So question number three - If the pain is tolerable, can I keep up the charade? As you know, I've upended many aspects of my life to accommodate my disease over the years. I've inserted naps, rearranged agendas, cancelled plans, and revised goals in order to do what I can to keep disease activity at bay. And I've reached a comfortable level of living well, despite those accommodations. While I know my life with lupus isn't necessarily normal, it's my normal. There's a certain level of predictability that I've come to expect, and it works. But for the past few months, I've been forced to create additional workarounds throughout the day in order to stave off severe symptom activity. And the question is - how long can that go on before I conclude that those new lifestyle accommodations are abnormal? When do I decide that I'm no longer living well, despite lupus?
My dad and I were talking about how difficult this can be to figure this out. If you're like me, you try to put a pretty positive spin on life as it is. In fact, my dad referenced a book that I'd recommended to him awhile back, "Flying Without Wings", by Dr. Arnold Beisser. (I blogged about that book here.) Dr. Beisser says there's a certain "degree of denial" that's necessary for any of us to carry on in this crazy world, given whatever your cross to bear. And I completely agree with that. But because of that fact, I made a promise to myself years ago, once I'd recognized how permanent this whole lupus thing was going to be. I could think positively, and I could hope for the best. But when it came to assessing how things were really going, I was going to need to muster up the courage to distinguish hopes from reality. I needed to be strong enough to take a step back, and objectively evaluate how good (or bad) my disease activity was.

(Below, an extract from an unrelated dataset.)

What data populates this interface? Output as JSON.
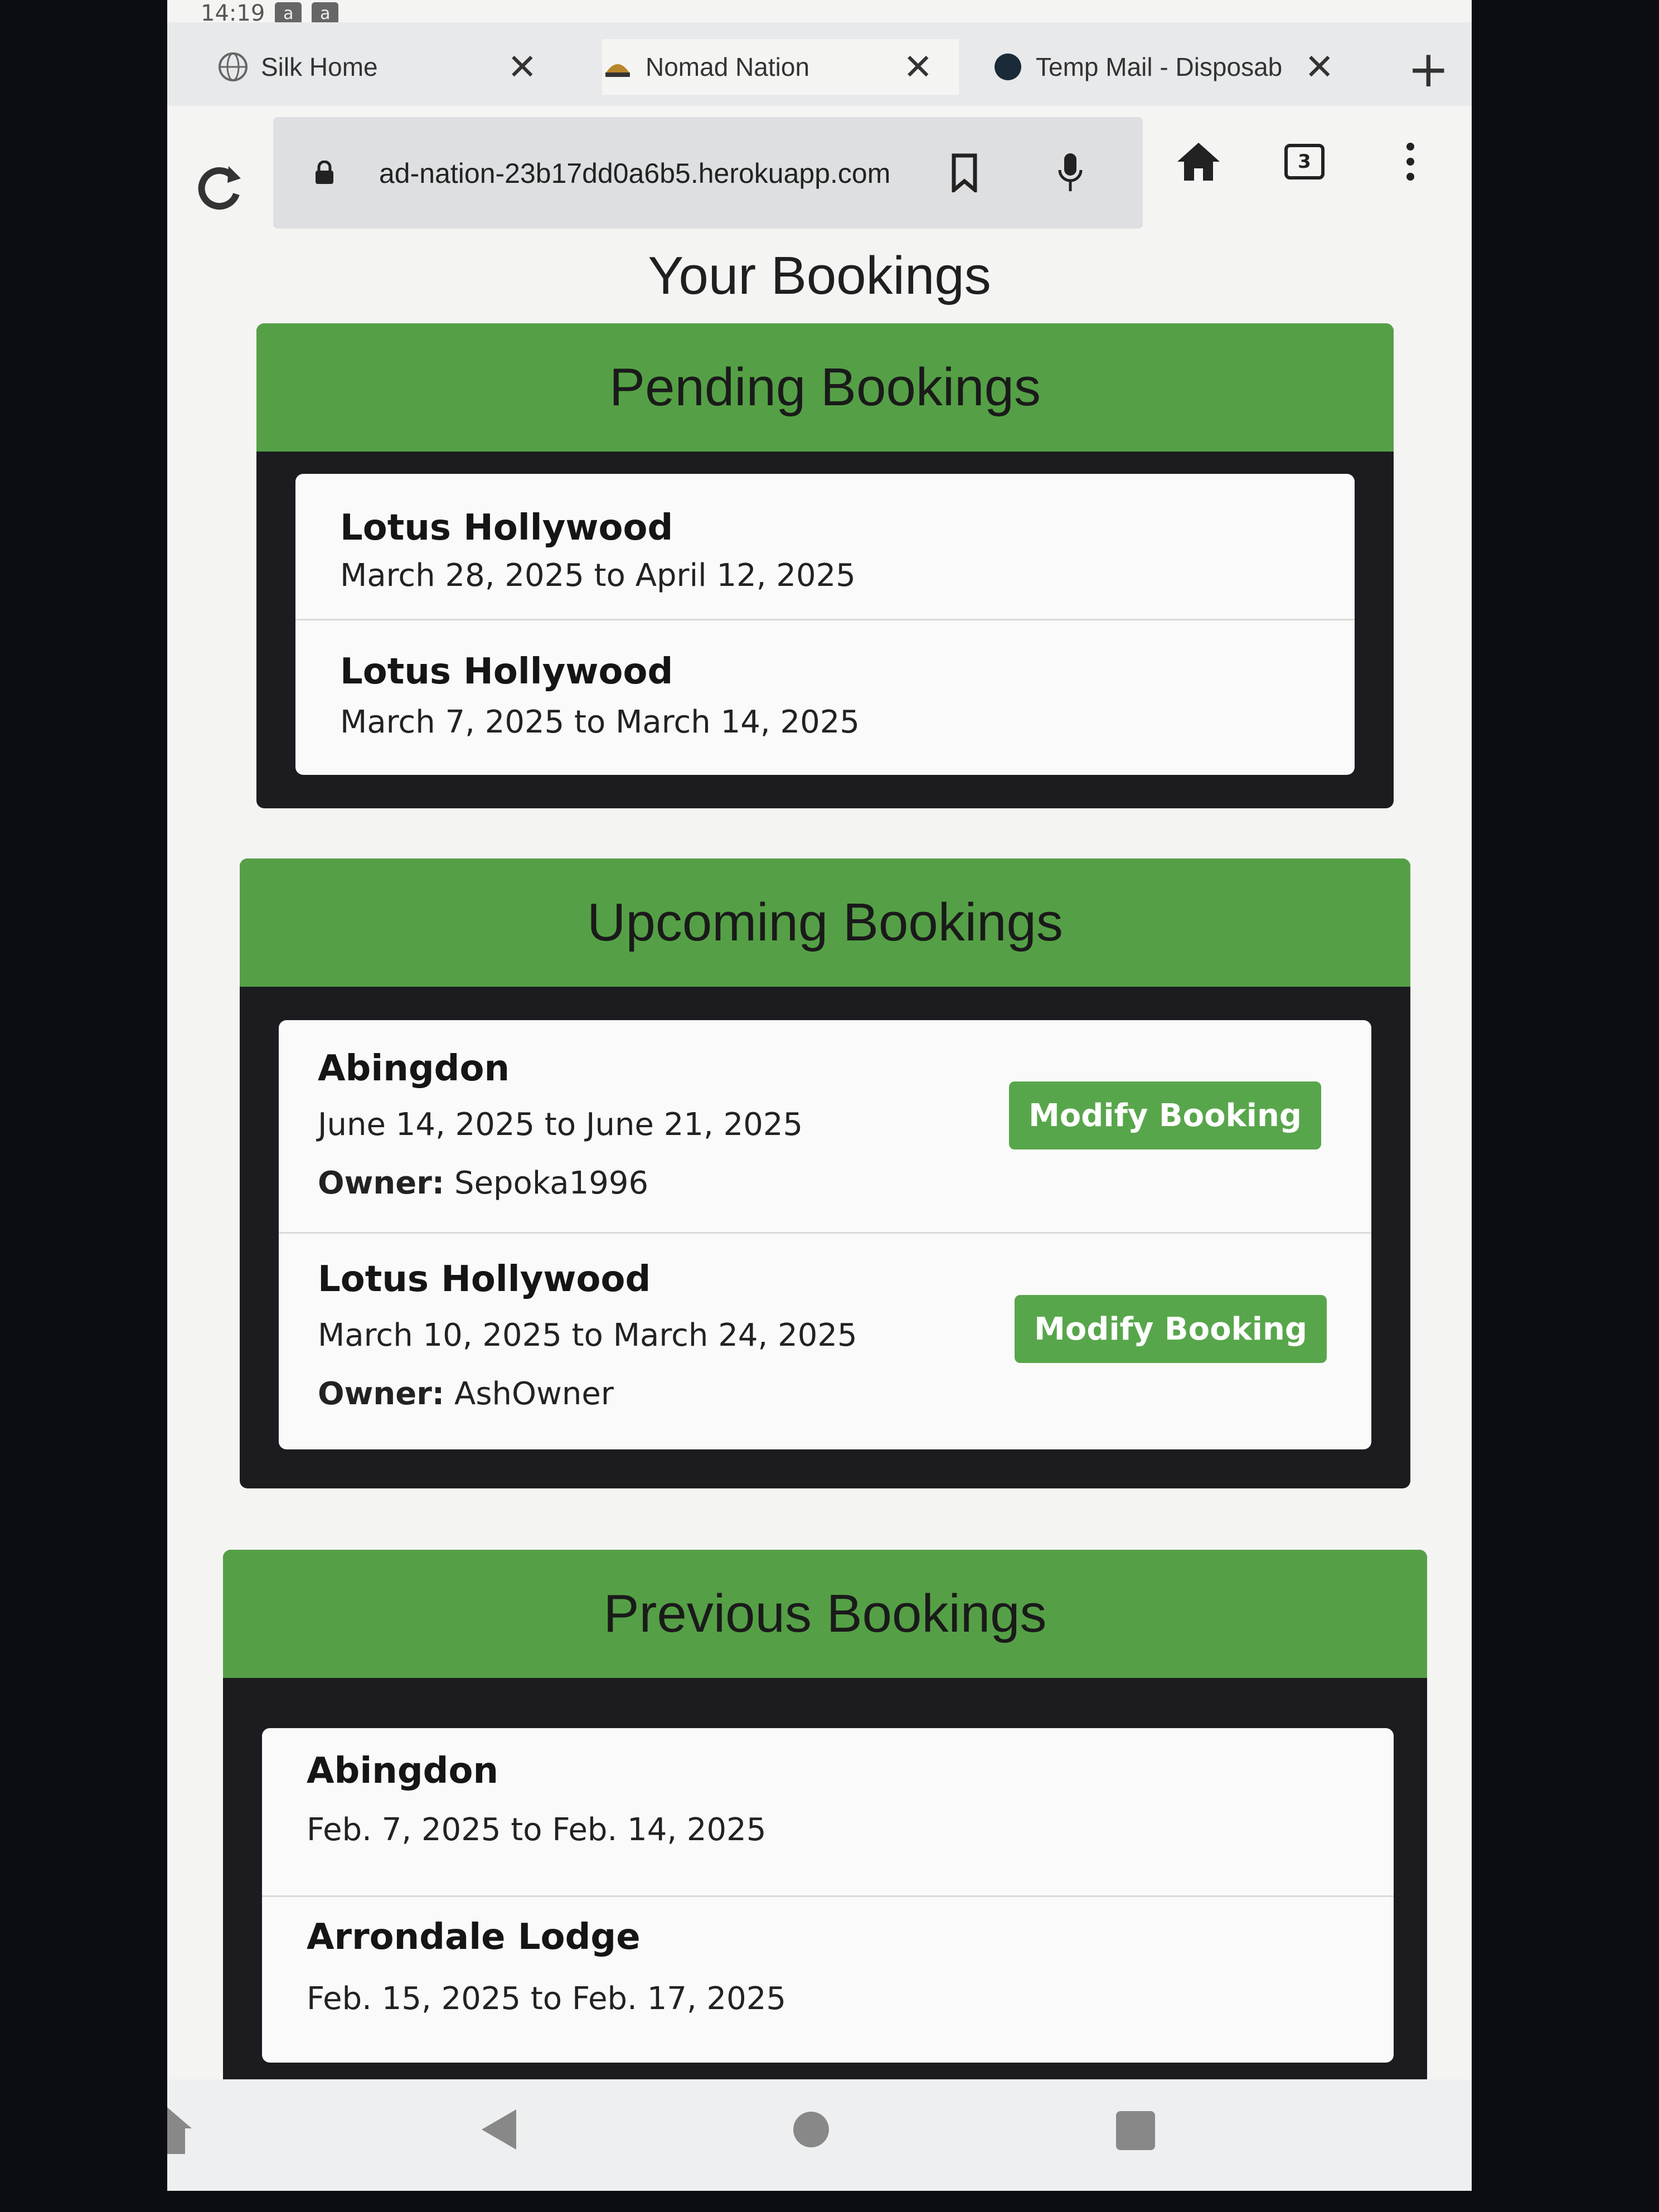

What did that mean? It meant I wouldn't lie to myself. I wouldn't pretend to be "feeling great", if I really wasn't, nor would I lower my standards so that I could say things weren't "that bad." Of course, this promise came after years of doing just that - acting like the disease wasn't affecting me, even though my body was saying something else. After finally learning how to embrace my disease rather than fight against it, I concluded that being honest with myself is essential for living well.
So - I'm not going to pretend that the changes I've made over the past few months aren't out of the ordinary. The trips we've put off, the nights we've stayed in, or the appointments I've cancelled in order to try and keep this flare from progressing are not long-term solutions. Those are things I do in crisis-mode, or should I say, flare-mode. When it comes to living well as a permanent state of being - my definition includes a certain degree of painlessness, while maintaining a personally fulfilling lifestyle (whatever that may look like). And if there's a way (via methotrexate, cellcept, or some other big gun medication) to achieve that personal level of comfort and fulfillment, then I say bring it.
I have too much to do and too little time to waste pretending that my joints don't hurt. I can plot all day long, but if at the end of this tapering period, my level of pain is unacceptable to me, then I need to do something about it. And if my doctor has a solution, I'm certainly going to take him up on it.